- A Pedigree Chart for the person whose ancestry is the subject of the book, Edna May Darling, my mother’s mother. I feel that people may be able to follow the chart more easily than the report.
- An Ahnentafel for Edna’s father, Russell Earl Darling. I realized, going through this, that I am way too dependent on “Residence,” “Occupation” and “Burial.” I should be using a wider variety of fields. I made a list of desirable fields to use and taped them to my computer. But that will be for future use.
- An Ahnentafel for Edna’s mother, Eva Louise Murdock. I knew my great grandmother. She was a lovely person, and everyone who knew her could only remember her fondly.
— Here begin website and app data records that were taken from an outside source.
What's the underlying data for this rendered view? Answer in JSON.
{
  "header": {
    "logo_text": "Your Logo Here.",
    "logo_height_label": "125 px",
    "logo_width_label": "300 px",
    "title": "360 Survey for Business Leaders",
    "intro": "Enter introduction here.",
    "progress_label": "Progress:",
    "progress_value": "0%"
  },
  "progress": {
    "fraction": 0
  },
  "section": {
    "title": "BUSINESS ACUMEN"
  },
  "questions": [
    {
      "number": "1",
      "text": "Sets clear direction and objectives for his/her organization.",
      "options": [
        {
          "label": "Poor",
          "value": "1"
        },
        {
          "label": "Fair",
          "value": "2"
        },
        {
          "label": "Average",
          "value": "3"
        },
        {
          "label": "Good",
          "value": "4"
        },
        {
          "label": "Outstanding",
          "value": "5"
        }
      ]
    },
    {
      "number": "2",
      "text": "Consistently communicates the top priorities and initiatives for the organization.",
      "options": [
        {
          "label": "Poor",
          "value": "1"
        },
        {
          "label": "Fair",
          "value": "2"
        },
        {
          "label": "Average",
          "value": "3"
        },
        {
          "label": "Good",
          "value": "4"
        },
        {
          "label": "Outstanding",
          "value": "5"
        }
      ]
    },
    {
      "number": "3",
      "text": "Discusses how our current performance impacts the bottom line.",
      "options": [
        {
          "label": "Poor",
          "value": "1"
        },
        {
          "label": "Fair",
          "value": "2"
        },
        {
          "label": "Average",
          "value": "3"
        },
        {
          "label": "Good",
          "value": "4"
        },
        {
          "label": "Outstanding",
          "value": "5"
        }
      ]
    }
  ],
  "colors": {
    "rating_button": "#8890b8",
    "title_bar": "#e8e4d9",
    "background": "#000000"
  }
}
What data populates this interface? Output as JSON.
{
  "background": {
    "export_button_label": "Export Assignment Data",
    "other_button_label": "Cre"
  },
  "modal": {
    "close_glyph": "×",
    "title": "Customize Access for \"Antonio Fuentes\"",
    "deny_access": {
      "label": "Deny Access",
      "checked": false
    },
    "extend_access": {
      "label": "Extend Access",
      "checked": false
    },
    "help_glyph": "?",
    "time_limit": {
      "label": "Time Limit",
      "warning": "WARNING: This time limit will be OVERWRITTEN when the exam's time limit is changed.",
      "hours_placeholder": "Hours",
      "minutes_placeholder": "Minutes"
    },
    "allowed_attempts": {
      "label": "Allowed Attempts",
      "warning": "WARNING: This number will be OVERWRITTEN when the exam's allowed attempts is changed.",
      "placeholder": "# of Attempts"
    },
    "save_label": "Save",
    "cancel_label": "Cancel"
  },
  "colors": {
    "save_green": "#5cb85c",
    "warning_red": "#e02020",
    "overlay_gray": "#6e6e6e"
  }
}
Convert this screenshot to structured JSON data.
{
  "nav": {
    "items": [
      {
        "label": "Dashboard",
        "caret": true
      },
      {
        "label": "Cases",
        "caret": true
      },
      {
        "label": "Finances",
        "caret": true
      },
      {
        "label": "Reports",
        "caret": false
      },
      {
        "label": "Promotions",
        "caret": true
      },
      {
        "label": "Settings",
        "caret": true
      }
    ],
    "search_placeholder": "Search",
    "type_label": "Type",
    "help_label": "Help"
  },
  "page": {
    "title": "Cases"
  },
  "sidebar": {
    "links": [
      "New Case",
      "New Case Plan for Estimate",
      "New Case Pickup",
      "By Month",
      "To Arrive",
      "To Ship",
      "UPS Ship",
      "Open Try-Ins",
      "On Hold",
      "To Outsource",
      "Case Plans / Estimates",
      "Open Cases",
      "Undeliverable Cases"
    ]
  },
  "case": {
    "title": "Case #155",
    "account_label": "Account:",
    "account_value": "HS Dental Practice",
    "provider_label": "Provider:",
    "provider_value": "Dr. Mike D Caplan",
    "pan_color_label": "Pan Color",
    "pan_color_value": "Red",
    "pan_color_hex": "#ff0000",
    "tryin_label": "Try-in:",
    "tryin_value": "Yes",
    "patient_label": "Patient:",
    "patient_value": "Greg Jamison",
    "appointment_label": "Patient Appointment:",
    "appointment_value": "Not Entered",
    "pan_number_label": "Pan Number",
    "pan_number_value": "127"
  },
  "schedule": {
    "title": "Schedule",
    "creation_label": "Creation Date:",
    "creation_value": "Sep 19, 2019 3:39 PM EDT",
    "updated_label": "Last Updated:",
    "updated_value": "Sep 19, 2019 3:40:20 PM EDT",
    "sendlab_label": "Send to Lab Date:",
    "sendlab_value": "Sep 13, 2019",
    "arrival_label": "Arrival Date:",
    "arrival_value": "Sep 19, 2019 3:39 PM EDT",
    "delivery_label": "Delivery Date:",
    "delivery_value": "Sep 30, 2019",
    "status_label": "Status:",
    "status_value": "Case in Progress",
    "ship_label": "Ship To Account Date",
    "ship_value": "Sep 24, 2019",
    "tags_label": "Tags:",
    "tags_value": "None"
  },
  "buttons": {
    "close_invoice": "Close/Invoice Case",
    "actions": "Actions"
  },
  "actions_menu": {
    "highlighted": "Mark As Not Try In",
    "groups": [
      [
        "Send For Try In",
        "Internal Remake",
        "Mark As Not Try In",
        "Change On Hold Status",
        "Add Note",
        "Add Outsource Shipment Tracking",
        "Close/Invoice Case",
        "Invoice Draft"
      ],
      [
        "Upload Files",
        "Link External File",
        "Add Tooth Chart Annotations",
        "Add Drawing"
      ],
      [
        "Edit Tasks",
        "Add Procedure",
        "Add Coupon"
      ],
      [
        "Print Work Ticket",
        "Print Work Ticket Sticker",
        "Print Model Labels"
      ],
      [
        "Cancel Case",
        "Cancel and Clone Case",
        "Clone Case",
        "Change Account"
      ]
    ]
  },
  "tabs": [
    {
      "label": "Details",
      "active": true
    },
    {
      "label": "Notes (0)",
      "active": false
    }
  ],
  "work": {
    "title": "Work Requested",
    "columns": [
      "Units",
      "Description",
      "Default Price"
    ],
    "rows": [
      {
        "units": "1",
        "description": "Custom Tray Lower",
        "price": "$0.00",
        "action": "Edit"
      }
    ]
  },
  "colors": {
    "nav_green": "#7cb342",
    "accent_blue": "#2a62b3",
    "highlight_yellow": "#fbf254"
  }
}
In fact, knowing her somehow informs my understanding of my entire family tree. So how embarrassing is it that her Ahnentafel is seven pages long? Nice going! Her father was adopted, but I have no idea how random that was or wasn’t. Her mother appeared in the U.S. around 1881 as a twenty-year-old from Pictou, Nova Scotia. Presumably, she was alone, although we all know it’s usually more complicated than that. I have not reliably traced her parents. I’m not sure where I even got seven pages.
- A Place Usage Report. Family Tree Maker does not offer an index, exactly, of places, but it does have a Place Usage Report. So I created one for the direct ancestors only, in this section of the tree. This was only 34 pages.
- The last section of the Family Tree Maker portion of the book is the Name Index. This was 10 pages.
The Documents Section
I wanted to add the photos/blog posts/documents/records in a section at the end. Obviously, I had to be very selective. I needed to group the items somehow and limit this section to ideas or family members that I thought would be somewhat recognizable, and more about the history of my family than the pangs and uncertainties of research.
I decided to group them by family name, arranging each item for that family name from latest to earliest. This is not typical, I suppose, but I thought it might be more comprehensible to someone who is not used to all these names. I think most people can understand “the Darlings”, “the Aldriches”, “the Murdocks” and so on. I started the page numbers where the Family Tree maker sections left off.
Here are some sample pages:
The Darling section will also contain some early census records and some stories about the earliest generations.
There are about 40 pages drafted for the last portion of the book and I expect this section to be about 150 pages. While I have chosen and organized many of the items, it will still take a couple more weeks to finish those pages.
The post you are reading is located at: http://onerhodeislandfamily.com/2015/10/12/putting-a-book-together-about-the-darlings/